C-lab meeting with a presentation by Marta Łukowska (in cooperation with Roy Salomon, Giulia Galli, Javier Bello Ruiz & Olaf Blanke).
The scientific study of consciousness has become a central focus of cognitive neuroscience. Two important aspects of consciousness, have received considerable empirical attention. Bodily self-consciousness, or how the feeling of the self as a unified entity in the body arises from integration of multisensory bodily signals has been studied in healthy and neurological populations. The study of visual consciousness awareness has focused on the cognitive and neural modulators rendering a stimulus aware or unaware. However, there have been few investigations of the interplay between bodily self-consciousness and visual conscious awareness, thus overlooking possible mutual influences between them.
In a set of two studies, using robotics, virtual reality and continuous flash suppression we investigated how visuo-tactile conflicts, which have been shown to modulate bodily self-consciousness, affect visual conscious awareness and how unconscious visuo-tactile conflicts impact bodily self-consciousness.
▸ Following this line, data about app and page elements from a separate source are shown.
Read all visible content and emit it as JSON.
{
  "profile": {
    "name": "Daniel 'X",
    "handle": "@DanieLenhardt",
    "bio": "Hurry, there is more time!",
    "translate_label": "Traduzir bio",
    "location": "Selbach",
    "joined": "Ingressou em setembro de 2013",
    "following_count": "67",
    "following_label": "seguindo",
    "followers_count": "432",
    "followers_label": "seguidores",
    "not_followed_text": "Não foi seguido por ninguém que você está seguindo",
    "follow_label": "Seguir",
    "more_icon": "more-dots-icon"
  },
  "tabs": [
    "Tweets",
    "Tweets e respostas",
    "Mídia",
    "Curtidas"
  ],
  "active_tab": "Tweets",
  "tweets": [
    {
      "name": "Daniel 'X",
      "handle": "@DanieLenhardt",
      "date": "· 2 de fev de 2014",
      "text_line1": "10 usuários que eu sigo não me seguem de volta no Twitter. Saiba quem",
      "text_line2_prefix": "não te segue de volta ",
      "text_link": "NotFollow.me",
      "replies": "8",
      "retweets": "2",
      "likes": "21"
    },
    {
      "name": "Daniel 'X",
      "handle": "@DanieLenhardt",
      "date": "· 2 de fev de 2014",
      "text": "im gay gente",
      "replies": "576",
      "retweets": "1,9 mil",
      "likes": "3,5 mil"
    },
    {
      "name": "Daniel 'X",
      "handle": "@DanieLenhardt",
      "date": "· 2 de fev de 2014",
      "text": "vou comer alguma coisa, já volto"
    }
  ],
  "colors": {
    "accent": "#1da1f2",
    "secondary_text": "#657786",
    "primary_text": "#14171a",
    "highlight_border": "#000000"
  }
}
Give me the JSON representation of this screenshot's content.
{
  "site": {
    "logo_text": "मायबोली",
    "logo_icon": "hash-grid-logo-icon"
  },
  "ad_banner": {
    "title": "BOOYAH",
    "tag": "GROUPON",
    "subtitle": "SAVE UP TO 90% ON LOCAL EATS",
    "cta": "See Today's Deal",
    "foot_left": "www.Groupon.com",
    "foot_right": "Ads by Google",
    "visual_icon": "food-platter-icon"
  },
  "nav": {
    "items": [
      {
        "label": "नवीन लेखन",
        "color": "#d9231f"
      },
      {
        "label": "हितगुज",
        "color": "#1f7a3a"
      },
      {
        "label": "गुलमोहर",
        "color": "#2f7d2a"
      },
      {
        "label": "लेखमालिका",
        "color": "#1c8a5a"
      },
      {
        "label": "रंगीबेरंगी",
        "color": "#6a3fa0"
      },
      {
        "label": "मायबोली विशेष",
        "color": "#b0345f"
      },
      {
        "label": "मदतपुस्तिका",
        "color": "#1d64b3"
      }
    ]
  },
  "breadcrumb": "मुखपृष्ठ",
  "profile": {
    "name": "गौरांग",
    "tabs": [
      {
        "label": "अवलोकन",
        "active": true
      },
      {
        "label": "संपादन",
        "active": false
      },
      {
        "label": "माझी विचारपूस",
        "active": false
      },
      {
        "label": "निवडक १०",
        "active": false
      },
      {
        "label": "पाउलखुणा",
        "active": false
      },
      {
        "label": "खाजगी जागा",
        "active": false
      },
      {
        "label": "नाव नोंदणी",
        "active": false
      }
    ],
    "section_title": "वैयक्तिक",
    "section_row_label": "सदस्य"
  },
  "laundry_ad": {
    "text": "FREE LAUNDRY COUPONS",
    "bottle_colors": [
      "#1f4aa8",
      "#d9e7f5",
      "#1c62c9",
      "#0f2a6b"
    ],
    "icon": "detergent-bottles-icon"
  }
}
The first study consisted of three experiments, in which we show that: (i) visuo-tactile conflicts break suppression more rapidly than non-conflicting visual tactile stimulation; (ii) this effect is modulated by the presence of a visual body form and (iii) the results are not due to detection or response biases.
In the field of bodily self-consciousness, visuo-tactile conflict has been shown to influence sense of ownership over a limb or even the full body as in the rubber-hand and full-body illusions. Both paradigms introduce visuo-tactile conflict by synchronous stroking of a seen virtual body (part) and the unseen real body (part). It has been suggested that the illusion is due to an erroneous integration of the seen and felt touch. Here we tested if it is possible to manipulate bodily self-consciousness by introducing unconscious visuo-tactile conflicts – with full suppression of visual stimulation from awareness. In two experiments we compared the influence of conscious and unconscious visuo-tactile conflict on bodily self-consciousness in the context of automated full-body illusion procedure. We used both subjective (questionnaire) and objective (body temperature) measures of the illusion. Our results shown that even when the visual stimuli were unaware (according to both objective and subjective criteria) and no visuo-tactile conflict was consciously experienced a full body illusion occurred.
The results of both studies show that visuo-tactile information is integrated without awareness. Thus, visuo-tactile conflicts modulate not only the formation of bodily self-consciousness but also the content of our conscious awareness and even an unconscious visuo-tactile conflict is able to impact bodily self-consciousness. These finding highlight an important link between bodily signals and the experience of the external world in the visual domain.